So get slightly buzzed on your favorite mood-enhancer of choice, be it chocolate, tea, alcohol or whatever else, kick your feet up, and remember that you can always loan your copy out once you've finished reading it, so you don't have to fully explain what it was that made you burst out laughing hysterically whenever someone inquires about your strange reading behavior.

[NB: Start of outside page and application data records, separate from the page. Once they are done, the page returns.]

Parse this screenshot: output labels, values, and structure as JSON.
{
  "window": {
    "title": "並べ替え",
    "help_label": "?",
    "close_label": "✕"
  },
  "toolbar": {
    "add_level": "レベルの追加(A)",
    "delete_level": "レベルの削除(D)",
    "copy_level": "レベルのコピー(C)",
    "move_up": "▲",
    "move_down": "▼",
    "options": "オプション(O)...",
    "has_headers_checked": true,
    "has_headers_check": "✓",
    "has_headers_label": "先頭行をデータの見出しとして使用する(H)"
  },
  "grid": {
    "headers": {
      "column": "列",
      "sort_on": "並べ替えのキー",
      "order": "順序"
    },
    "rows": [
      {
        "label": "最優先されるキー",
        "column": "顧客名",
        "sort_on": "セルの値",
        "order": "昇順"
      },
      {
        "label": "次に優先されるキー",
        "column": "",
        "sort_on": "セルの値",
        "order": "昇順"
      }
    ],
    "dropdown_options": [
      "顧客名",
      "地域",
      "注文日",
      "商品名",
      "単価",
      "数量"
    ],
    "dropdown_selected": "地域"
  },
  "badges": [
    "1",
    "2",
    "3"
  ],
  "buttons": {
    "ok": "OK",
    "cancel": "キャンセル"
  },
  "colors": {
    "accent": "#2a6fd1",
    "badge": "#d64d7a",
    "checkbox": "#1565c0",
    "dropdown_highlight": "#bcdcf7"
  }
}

A word on the movie that was adapted from the book - if you're certain that you don't want to read this at some point, or you HAVE already read this, then by all means, go out and buy it. Don't rent it - although it has its flaws, which I will discuss in another post some other time in the future, and it is different in a good deal of respects from the book - I cringe to imagine how watching the adaptation must trample the fun of reading the book on a virgin run through. And, also, come on, David Wong wrote pure, chocolate-covered gold when he wrote this book - it would have been impossible to do much of any kind of justice to the original material, especially when it memeant the complete erasure of Big Jim from the script and the transformation of Molly the Car Driving Dog into "Bark Lee" - the movie simply isn't as much of an amazing experience as reading the book is. But by no means is it a "failure" - it is the same as if it had missed being on the Dean's List by making more B's than A's in its classes. Coming from a life long C student, this is better than I likely could have pulled off, so congratulations, guys.